ADVERTISEMENT
ADVERTISEMENT

Three Cheers for Birdbrains

A former secretary of mine asked me how could I stand writing about birdsong all these years. The answer is simple. Birdsong is a learned skill controlled by a remarkable brain. Try to link the bird's brain to the bird's song and things get very exciting. In 1964 it seemed as if the avian vocal organ, the syrinx, was a good place to start understanding the relation between brain and song. I started with chaffinches. I found that an alarmed chaffinch, which had had the nerves to the syrinx cut, b

Fernando Nottebohm
A former secretary of mine asked me how could I stand writing about birdsong all these years. The answer is simple. Birdsong is a learned skill controlled by a remarkable brain. Try to link the bird's brain to the bird's song and things get very exciting.

In 1964 it seemed as if the avian vocal organ, the syrinx, was a good place to start understanding the relation between brain and song. I started with chaffinches. I found that an alarmed chaffinch, which had had the nerves to the syrinx cut, breathed with difficulty. This problem could be avoided if one cut only the right or left nerve to the syrinx. Song was distorted, but breathing was not. I denervated the left half of the syrinx in many chaffinches and made careful notes of how their song was distorted. Many months later, I operated on one chaffinch's right side. The song...

Interested in reading more?

Become a Member of

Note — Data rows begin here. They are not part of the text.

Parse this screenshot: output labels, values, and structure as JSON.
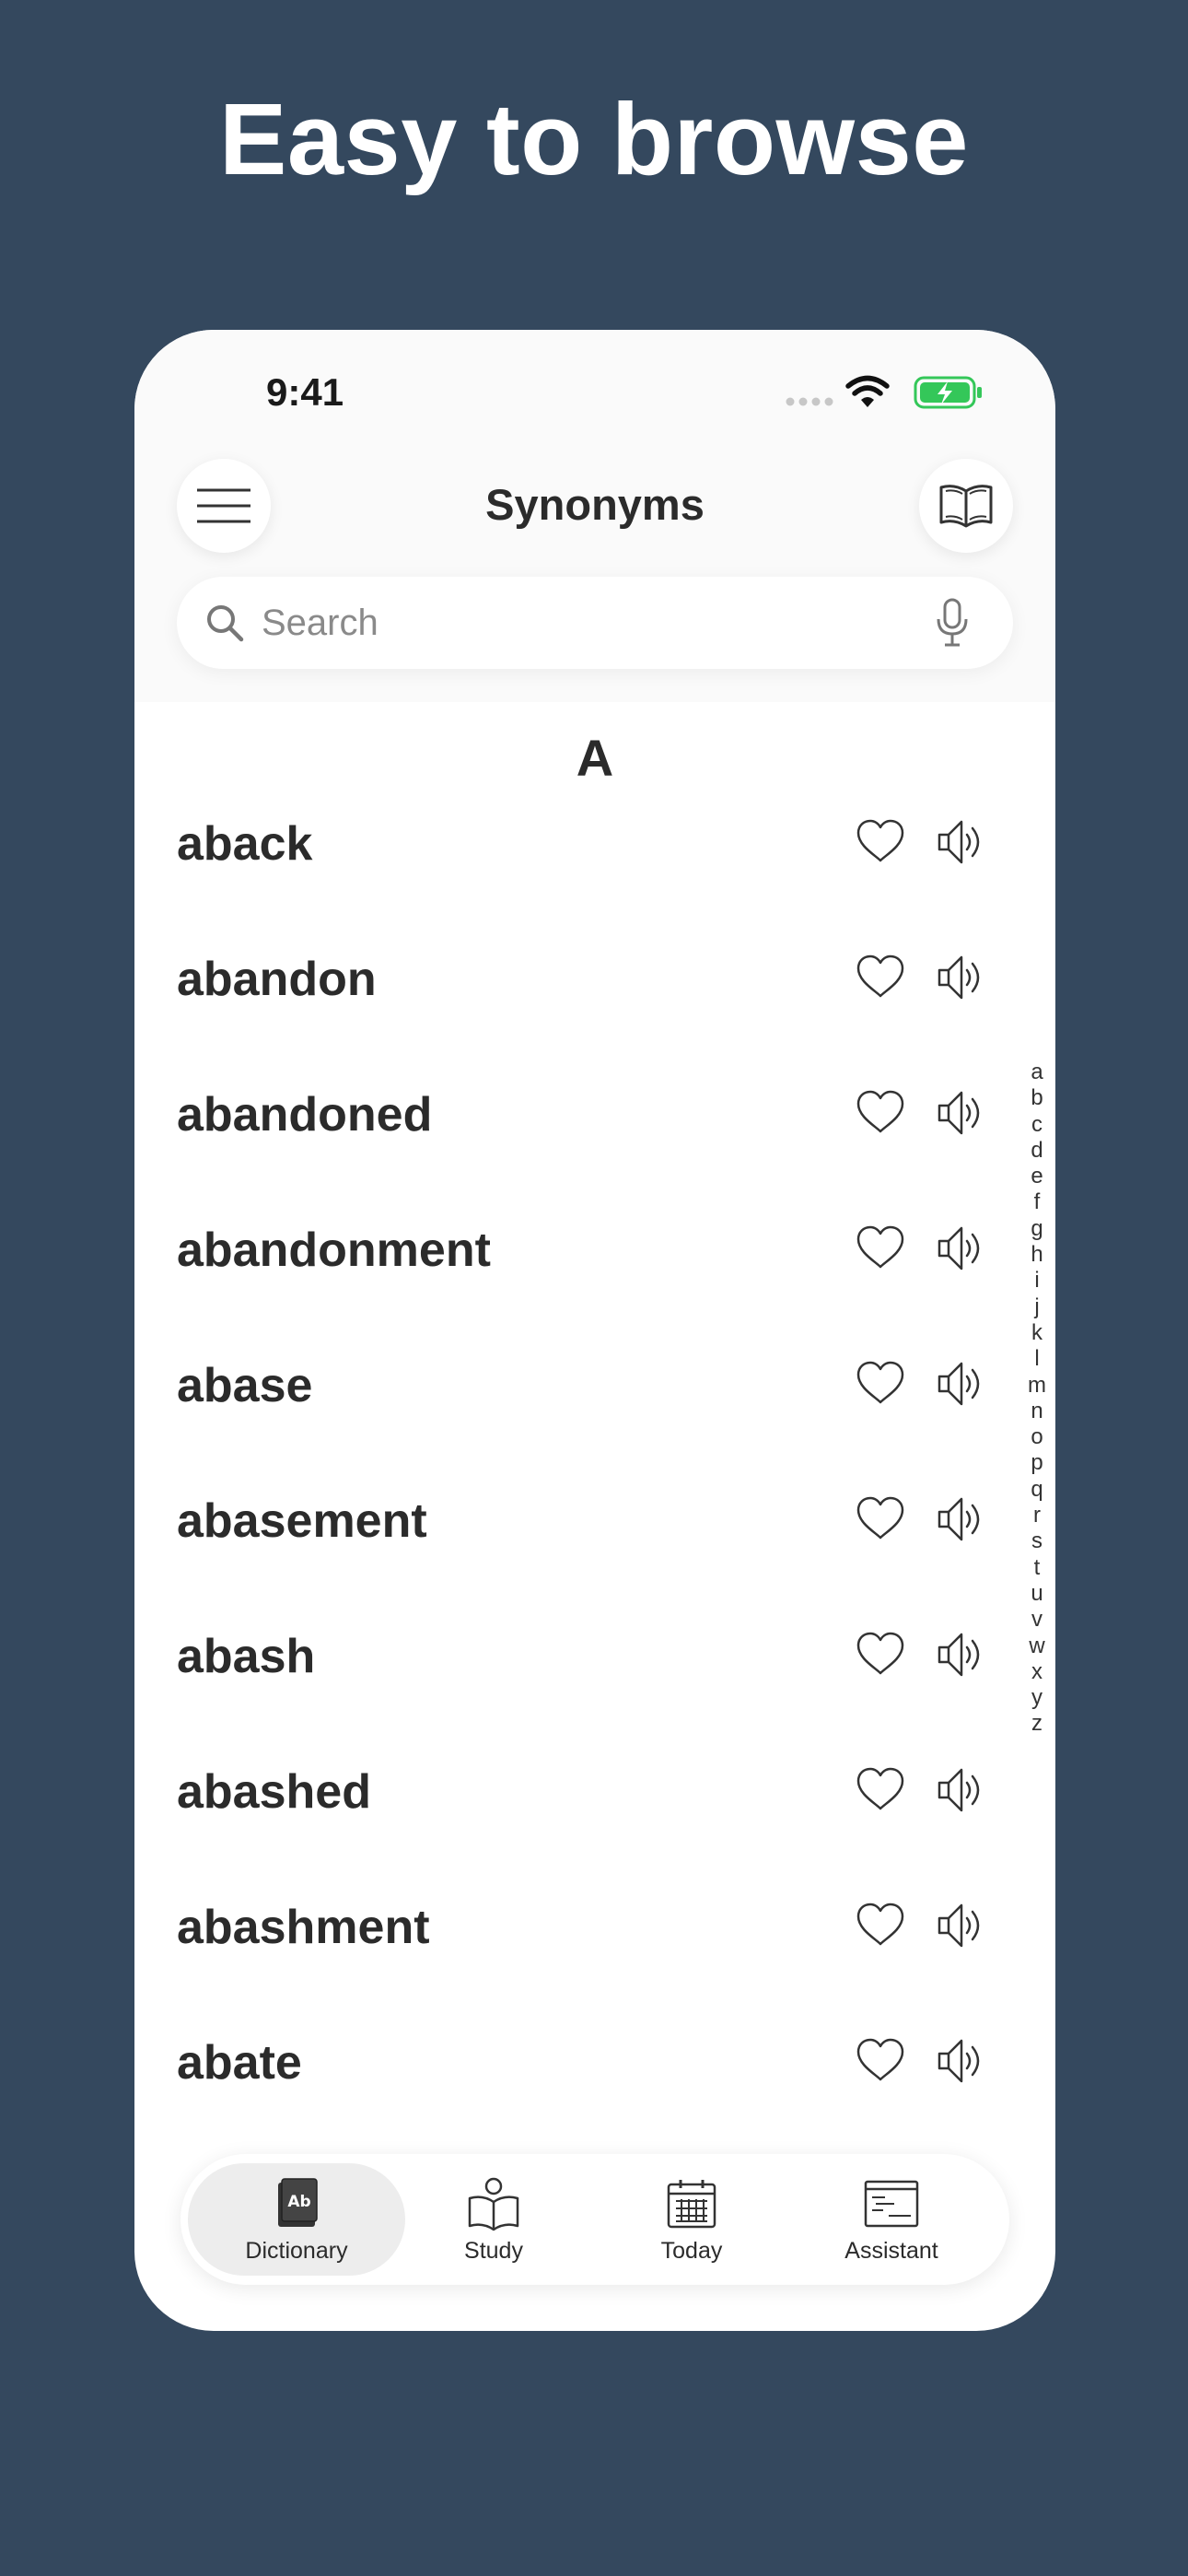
{
  "headline": "Easy to browse",
  "status": {
    "time": "9:41"
  },
  "header": {
    "title": "Synonyms"
  },
  "search": {
    "placeholder": "Search"
  },
  "section": "A",
  "words": [
    "aback",
    "abandon",
    "abandoned",
    "abandonment",
    "abase",
    "abasement",
    "abash",
    "abashed",
    "abashment",
    "abate"
  ],
  "alphabet": [
    "a",
    "b",
    "c",
    "d",
    "e",
    "f",
    "g",
    "h",
    "i",
    "j",
    "k",
    "l",
    "m",
    "n",
    "o",
    "p",
    "q",
    "r",
    "s",
    "t",
    "u",
    "v",
    "w",
    "x",
    "y",
    "z"
  ],
  "tabs": [
    {
      "label": "Dictionary",
      "icon": "dictionary-book-icon",
      "active": true
    },
    {
      "label": "Study",
      "icon": "reading-person-icon",
      "active": false
    },
    {
      "label": "Today",
      "icon": "calendar-icon",
      "active": false
    },
    {
      "label": "Assistant",
      "icon": "assistant-window-icon",
      "active": false
    }
  ],
  "tab_icon_text": "Ab",
  "colors": {
    "background": "#34485e",
    "battery": "#34c759",
    "text": "#2b2b2b"
  }
}
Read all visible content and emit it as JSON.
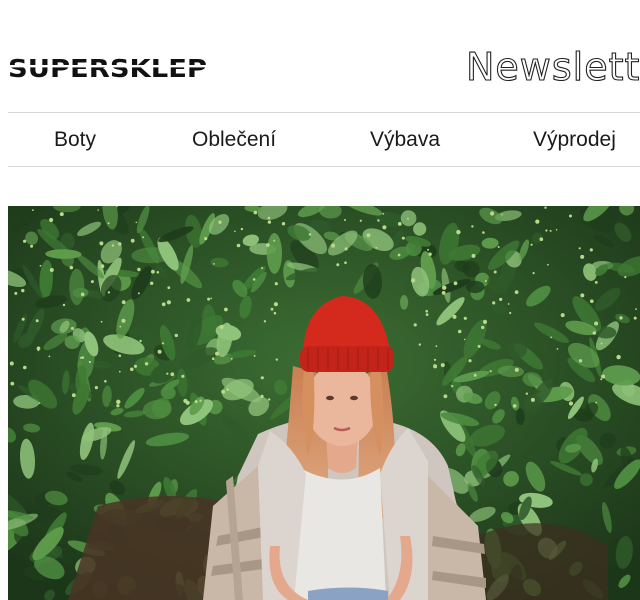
{
  "header": {
    "logo_text": "SUPERSKLEP",
    "newsletter_label": "Newsletter"
  },
  "nav": {
    "items": [
      {
        "label": "Boty"
      },
      {
        "label": "Oblečení"
      },
      {
        "label": "Výbava"
      },
      {
        "label": "Výprodej"
      }
    ]
  },
  "hero": {
    "image": "hero-photo-woman-red-beanie-in-greenery"
  },
  "colors": {
    "beanie": "#d42a1e",
    "foliage_dark": "#1f3d1c",
    "foliage_mid": "#3f7a34",
    "foliage_light": "#8fc27a",
    "hair": "#d4946a",
    "coat": "#d6cfc9",
    "shirt": "#e9e7e3",
    "skin": "#e9b69a"
  }
}
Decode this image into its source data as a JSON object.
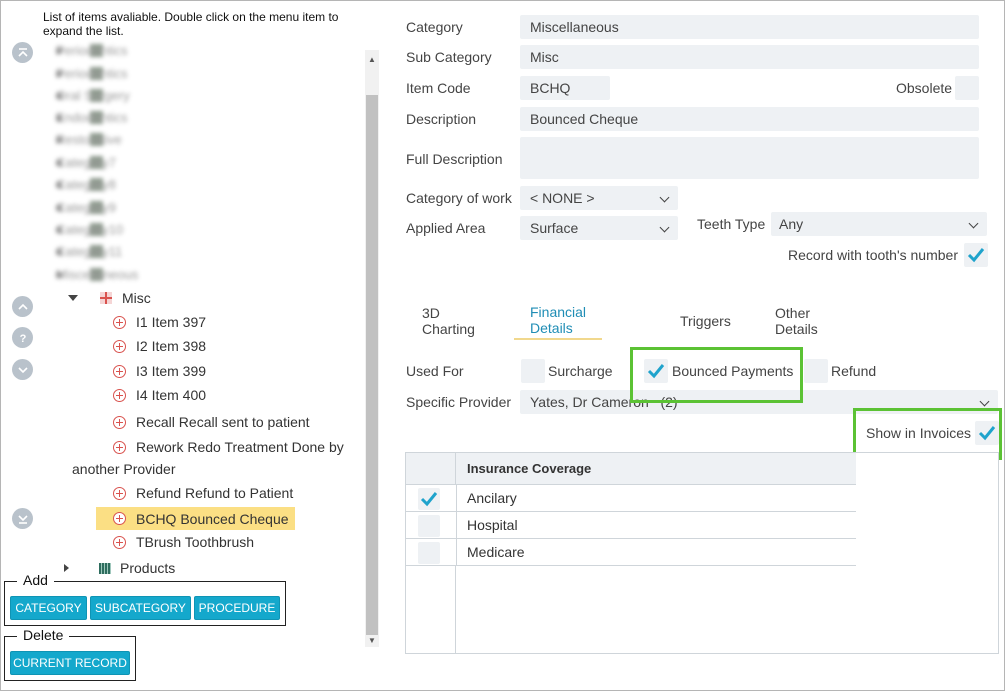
{
  "tree": {
    "instructions": "List of items avaliable. Double click on the menu item to expand the list.",
    "blurred_items": [
      "Periodontics",
      "Periodontics",
      "Oral Surgery",
      "Endodontics",
      "Restorative",
      "Category7",
      "Category8",
      "Category9",
      "Category10",
      "Category11",
      "Miscellaneous"
    ],
    "category": "Misc",
    "items": [
      "I1 Item 397",
      "I2 Item 398",
      "I3 Item 399",
      "I4 Item 400"
    ],
    "procedures": {
      "recall": "Recall Recall sent to patient",
      "rework_line1": "Rework Redo Treatment Done by",
      "rework_line2": "another Provider",
      "refund": "Refund Refund to Patient",
      "bchq": "BCHQ Bounced Cheque",
      "tbrush": "TBrush Toothbrush"
    },
    "products": "Products"
  },
  "add_group": {
    "title": "Add",
    "category_button": "CATEGORY",
    "subcategory_button": "SUBCATEGORY",
    "procedure_button": "PROCEDURE"
  },
  "delete_group": {
    "title": "Delete",
    "current_record_button": "CURRENT RECORD"
  },
  "form": {
    "category_label": "Category",
    "category_value": "Miscellaneous",
    "subcategory_label": "Sub Category",
    "subcategory_value": "Misc",
    "item_code_label": "Item Code",
    "item_code_value": "BCHQ",
    "obsolete_label": "Obsolete",
    "obsolete_checked": false,
    "description_label": "Description",
    "description_value": "Bounced Cheque",
    "full_description_label": "Full Description",
    "full_description_value": "",
    "category_of_work_label": "Category of work",
    "category_of_work_value": "< NONE >",
    "applied_area_label": "Applied Area",
    "applied_area_value": "Surface",
    "teeth_type_label": "Teeth Type",
    "teeth_type_value": "Any",
    "record_tooth_label": "Record with tooth's number",
    "record_tooth_checked": true
  },
  "tabs": [
    {
      "label": "3D Charting",
      "active": false
    },
    {
      "label": "Financial Details",
      "active": true
    },
    {
      "label": "Triggers",
      "active": false
    },
    {
      "label": "Other Details",
      "active": false
    }
  ],
  "financial": {
    "used_for_label": "Used For",
    "surcharge_label": "Surcharge",
    "surcharge_checked": false,
    "bounced_label": "Bounced Payments",
    "bounced_checked": true,
    "refund_label": "Refund",
    "refund_checked": false,
    "specific_provider_label": "Specific Provider",
    "specific_provider_value": "Yates, Dr Cameron   (2)",
    "show_invoices_label": "Show in Invoices",
    "show_invoices_checked": true
  },
  "insurance": {
    "header": "Insurance Coverage",
    "rows": [
      {
        "name": "Ancilary",
        "checked": true
      },
      {
        "name": "Hospital",
        "checked": false
      },
      {
        "name": "Medicare",
        "checked": false
      }
    ]
  },
  "colors": {
    "accent": "#14a8cc",
    "check": "#1fa3cc",
    "highlight": "#5bc234",
    "selected_row": "#fbdf84",
    "field_bg": "#eef1f4"
  }
}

Receive full access to digital editions of The Scientist, as well as TS Digest, feature stories, more than 35 years of archives, and much more!
Already a member?
ADVERTISEMENT